Paradise Alley has an eyewitness immediacy, as if, like his reporter character Herbert Willis Robinson, Baker is jotting down notes of events as they unfold in front of him. This recalls to mind that great, short-lived TV series You Are There, with Walter Cronkite. Details of life in the 1860s envelop us, sentence by sentence, until we are fully immersed in a time warp (or, more precisely, time wrap). This New York is "a city where herds of pigs still run loose in the streets. Where stagecoach drivers race and whip each other along the avenues, and steam ferries race and collide and explode in the harbor."
Baker's touch is firm, but unobtrusive. The prose feels void of any fancy, writerly flourishes … and yet the book often soars and sings with both excruciating reality and exquisite poetry. For instance, I've never given birth -- only stood by my wife's bedside as she gripped my hand during contractions, squeezing my fingers to a bony, bloody pulp -- but this is as accurate a scene of childbirth as I've ever read:
It would not come out, whatever it was. It preferred to stay inside and eat out her innards, grinding her backbone to powder. She pushed and she pushed, but she could not dislodge it, and then she let herself sink down and that seemed to ease the pain. Her senses going now, sinking back into her as well, so that she felt herself to be blind, and nearly deaf. She could no longer see the women around her, could barely hear them calling on her to Push, and other such fantastical demands.
And I dare you not to flinch during this Civil War moment:
The rifles along the stone wall flashed as if a match had been struck along the whole length of the line. Every blue-coated soldier Tom could see ahead of him went down at once, as if they had fallen into a ditch. He ducked his head involuntarily, and saw the ground beneath his feet moving, as if it were alive, and teeming with insects. Realizing only later that what he was seeing was a hundred more reb balls and bullets, ripping through the mud and the sparse grass.

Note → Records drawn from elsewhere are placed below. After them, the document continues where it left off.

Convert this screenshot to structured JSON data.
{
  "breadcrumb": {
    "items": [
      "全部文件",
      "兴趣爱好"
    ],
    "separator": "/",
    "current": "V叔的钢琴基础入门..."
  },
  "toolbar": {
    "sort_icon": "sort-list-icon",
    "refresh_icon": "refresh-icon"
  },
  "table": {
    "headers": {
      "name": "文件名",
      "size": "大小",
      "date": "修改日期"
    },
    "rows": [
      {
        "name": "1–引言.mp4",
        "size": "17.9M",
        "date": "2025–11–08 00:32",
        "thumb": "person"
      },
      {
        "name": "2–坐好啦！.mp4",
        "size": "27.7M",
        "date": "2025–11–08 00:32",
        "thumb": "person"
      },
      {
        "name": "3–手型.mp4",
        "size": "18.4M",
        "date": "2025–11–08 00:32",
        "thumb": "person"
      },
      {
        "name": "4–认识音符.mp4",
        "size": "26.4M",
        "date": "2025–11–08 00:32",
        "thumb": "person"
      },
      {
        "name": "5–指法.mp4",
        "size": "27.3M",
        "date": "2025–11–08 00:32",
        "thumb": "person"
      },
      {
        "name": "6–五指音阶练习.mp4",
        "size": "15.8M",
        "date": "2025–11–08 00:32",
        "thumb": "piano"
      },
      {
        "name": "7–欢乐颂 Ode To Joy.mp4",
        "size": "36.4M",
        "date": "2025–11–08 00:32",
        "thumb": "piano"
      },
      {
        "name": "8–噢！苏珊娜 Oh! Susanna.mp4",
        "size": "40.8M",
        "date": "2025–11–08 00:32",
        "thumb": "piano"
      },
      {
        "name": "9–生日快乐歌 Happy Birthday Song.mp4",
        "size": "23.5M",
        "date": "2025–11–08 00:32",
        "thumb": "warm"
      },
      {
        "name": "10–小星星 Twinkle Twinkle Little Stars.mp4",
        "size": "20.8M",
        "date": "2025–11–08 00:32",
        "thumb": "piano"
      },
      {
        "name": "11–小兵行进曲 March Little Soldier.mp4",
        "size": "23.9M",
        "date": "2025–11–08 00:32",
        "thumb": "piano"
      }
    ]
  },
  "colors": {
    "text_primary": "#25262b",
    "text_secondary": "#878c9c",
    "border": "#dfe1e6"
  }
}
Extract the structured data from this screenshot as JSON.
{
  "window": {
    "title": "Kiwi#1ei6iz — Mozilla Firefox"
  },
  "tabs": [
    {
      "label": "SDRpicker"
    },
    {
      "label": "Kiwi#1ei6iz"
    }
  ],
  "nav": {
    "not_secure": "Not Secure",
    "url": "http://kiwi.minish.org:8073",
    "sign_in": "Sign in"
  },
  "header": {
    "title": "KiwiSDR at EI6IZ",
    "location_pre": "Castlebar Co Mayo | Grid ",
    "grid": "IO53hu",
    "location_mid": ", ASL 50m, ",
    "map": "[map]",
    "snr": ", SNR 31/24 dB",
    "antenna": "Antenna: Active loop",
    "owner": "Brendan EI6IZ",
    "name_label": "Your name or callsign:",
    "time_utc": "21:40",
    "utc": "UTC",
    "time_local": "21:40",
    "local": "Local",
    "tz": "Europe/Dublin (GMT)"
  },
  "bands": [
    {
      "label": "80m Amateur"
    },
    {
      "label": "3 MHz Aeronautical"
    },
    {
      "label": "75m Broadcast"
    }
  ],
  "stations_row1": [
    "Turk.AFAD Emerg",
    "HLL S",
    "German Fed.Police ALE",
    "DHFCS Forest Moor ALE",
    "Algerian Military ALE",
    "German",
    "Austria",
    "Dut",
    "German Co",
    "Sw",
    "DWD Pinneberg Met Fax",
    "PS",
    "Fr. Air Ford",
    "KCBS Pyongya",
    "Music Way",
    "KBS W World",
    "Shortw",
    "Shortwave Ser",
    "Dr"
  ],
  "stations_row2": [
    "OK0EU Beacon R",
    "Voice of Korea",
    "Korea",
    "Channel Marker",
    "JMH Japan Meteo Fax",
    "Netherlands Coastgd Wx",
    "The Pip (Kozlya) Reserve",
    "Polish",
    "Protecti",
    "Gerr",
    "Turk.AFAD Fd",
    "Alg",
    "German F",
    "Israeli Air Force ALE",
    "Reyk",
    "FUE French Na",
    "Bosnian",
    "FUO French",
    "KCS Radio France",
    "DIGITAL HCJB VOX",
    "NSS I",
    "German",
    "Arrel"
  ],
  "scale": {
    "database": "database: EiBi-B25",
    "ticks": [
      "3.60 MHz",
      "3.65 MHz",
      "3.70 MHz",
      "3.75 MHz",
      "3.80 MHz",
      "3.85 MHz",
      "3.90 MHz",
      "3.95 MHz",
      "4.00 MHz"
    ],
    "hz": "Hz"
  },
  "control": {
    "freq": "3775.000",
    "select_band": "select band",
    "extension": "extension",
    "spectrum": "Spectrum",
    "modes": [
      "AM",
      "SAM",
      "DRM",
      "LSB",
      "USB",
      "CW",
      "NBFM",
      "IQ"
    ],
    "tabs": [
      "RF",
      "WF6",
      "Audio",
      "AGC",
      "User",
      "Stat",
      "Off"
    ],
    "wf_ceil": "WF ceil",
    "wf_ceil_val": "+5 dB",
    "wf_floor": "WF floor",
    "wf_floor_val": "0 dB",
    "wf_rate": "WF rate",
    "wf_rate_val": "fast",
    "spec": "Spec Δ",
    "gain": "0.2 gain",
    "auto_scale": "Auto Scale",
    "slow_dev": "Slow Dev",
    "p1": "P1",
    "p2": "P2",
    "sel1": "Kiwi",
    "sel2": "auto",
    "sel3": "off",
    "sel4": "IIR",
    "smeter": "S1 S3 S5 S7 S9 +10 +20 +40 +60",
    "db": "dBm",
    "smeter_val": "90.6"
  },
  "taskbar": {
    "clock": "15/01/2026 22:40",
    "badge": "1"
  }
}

Baker often strays from the action of the draft riots with extended flashbacks of the Irish famine and Civil War battle scenes; but that's OK, for what is history, after all, but memory? Chapters alternate between characters and each has a particular point of view of the events (though only Robinson the reporter's is in first-person). Together, Baker assembles them into a colorful quilt of sight, sound, smell and taste, one that amplifies and animates history in a way that textbooks never could.
Yes, weighing in at 676 pages and two pounds, Paradise Alley is another of the recent literary works which could be used as a blunt instrument to maim or kill unsuspecting readers (not since the Riverside edition of Shakespeare have my hands been so exhausted after a half hour of reading); but Baker makes maximum use of every sentence. Paradise Alley is an unexpectedly good page-turner.
Baker paints on a large canvas, but when it comes down to it, this book is really about family and the dogged determination of its several members to reunite against all odds and for various reasons: some to love, some to kill. Like the ripped-apart nation in the 1860s, the characters in Paradise Alley find ways to reconstruct their lives after the draft riots … but they will never be the same again. And neither will readers who have taken the journey with them. | January 2003
David Abrams has written for Esquire, The Greensboro Review, Fish Stories and other literary magazines.